Over 900 sightings this past year
 

The first time I fished in saltwater was a memorable experience. I had waded out from the shoreline with a spinning rod in one hand and a bag of squid in the other. Catching a small flounder within the first few minutes made me bolder until at last I was far from shore and chest-deep in the water.
    Then I saw the big, dark, triangular fin angling toward me through the water. My blood froze as I tried to backpedal toward a now impossibly distant beach.
    Then it broached the surface with a powerful thrust. Ahhch, I remember yelling out at the sight. My heart rate fell, almost to normal, and my face reddened. The tail fin, I had finally noticed, was horizontal.
    It was only a bottlenose dolphin.
    A second dolphin appeared behind the first, then a third, only a cast away, dipping beneath the water, then surfacing and blowing.
    Since that day I’ve made many an acquaintance with these fantastic creatures that often reach 12 feet in length, can weigh over a half ton, may live for 40 years or more and possess a brain larger than our own. Off Cape Hatteras I’ve seen a mother dolphin surfing my boat’s bow wave with her small baby coasting right along beside her, not an arm’s length away.
    Bottlenose dolphins are a mariner’s friend, especially when out of sight of land. To the Chesapeake, they’ve been infrequent visitors until recently.

On the Rebound
    A few days ago, my marine radio crackled out a message as I sat in my skiff trying to chum up the last of my rockfish limit just south of the Patapsco.
    “Calling U.S. Coast Guard, calling U.S. Coast Guard, this is the sailing vessel Aegis, come in please.”
    “This is U.S. Coast Guard, Aegis, over.”
    My fear of a potential problem faded as I heard “Reporting a pod of 40 to 50 dolphin about two miles due west of Love Point, over.”
    “Roger, Aegis, a pod of 40 to 50 dolphin, two miles west of Love Point.”

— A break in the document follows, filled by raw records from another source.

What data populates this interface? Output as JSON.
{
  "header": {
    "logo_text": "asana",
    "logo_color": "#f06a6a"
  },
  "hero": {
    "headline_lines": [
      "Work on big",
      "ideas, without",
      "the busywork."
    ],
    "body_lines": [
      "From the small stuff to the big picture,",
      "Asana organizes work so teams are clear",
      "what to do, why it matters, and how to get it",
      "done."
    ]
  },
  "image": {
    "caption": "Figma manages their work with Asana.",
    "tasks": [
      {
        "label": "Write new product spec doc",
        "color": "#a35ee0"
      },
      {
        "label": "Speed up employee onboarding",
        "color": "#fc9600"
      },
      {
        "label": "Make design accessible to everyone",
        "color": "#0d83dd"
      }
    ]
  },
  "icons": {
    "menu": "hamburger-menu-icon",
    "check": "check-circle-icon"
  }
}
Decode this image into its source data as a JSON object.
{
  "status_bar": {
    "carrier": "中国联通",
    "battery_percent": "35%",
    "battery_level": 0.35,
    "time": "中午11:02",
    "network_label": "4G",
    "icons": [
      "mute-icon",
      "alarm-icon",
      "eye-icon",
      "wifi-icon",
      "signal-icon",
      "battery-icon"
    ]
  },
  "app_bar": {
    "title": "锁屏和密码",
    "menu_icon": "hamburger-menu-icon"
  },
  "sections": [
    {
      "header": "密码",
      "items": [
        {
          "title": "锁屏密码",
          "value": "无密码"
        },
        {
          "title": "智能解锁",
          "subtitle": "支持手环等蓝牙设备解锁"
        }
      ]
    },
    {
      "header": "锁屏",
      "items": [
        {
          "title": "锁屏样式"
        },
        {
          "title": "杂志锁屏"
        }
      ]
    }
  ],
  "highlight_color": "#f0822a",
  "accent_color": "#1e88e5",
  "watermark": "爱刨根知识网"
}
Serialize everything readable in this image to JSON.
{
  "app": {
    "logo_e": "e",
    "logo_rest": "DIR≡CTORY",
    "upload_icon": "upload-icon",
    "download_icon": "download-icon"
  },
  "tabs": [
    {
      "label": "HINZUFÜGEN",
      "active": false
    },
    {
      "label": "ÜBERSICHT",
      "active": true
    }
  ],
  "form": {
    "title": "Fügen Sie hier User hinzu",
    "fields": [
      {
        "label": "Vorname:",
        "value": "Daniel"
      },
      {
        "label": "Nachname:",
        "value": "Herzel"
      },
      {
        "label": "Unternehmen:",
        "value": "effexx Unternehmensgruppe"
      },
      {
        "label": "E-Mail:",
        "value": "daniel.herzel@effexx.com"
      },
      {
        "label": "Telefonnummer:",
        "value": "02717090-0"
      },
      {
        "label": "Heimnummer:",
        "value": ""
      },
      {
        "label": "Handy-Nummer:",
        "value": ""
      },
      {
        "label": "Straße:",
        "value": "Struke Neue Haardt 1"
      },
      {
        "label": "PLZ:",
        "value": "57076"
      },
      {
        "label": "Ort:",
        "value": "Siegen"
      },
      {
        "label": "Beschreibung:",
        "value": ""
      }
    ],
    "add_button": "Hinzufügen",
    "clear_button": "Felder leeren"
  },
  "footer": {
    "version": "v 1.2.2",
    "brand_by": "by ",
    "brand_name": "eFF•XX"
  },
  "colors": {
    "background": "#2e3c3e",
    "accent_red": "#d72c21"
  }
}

    The Coast Guard continued to announce the presence of the pod as a water-safety alert for boaters.
    Since June last year, there have been more than 900 reported sightings of dolphin in the Chesapeake. Those numbers are expected to increase. Recovering from a disease epidemic that hit hard in 2013, the Atlantic bottlenose population is finally growing. Seeing them as far up in the Bay as Baltimore Harbor is giving researchers hope that the dolphins are recovering nicely and that Maryland’s effort at cleaning up Bay waters is having a positive effect.
    Though most everyone welcomes the sight of these playful animals, they can also complicate fishing in the Bay. An average dolphin will consume up to 50 pounds of fish a day, so they are constantly on the hunt. When they locate a school of rockfish, their coordinated and effective behavior in capturing prey promptly causes our tasty stripers to seek safer and more distant locations.
    It is unlawful, as well as unconscionable, to harass or interfere with these intelligent, graceful mammals. To ensure their safety, NOAA requests that boaters maintain at least 150 feet of distance from dolphins and similar marine creatures that have little fear of — and in some cases an attraction to — human presence.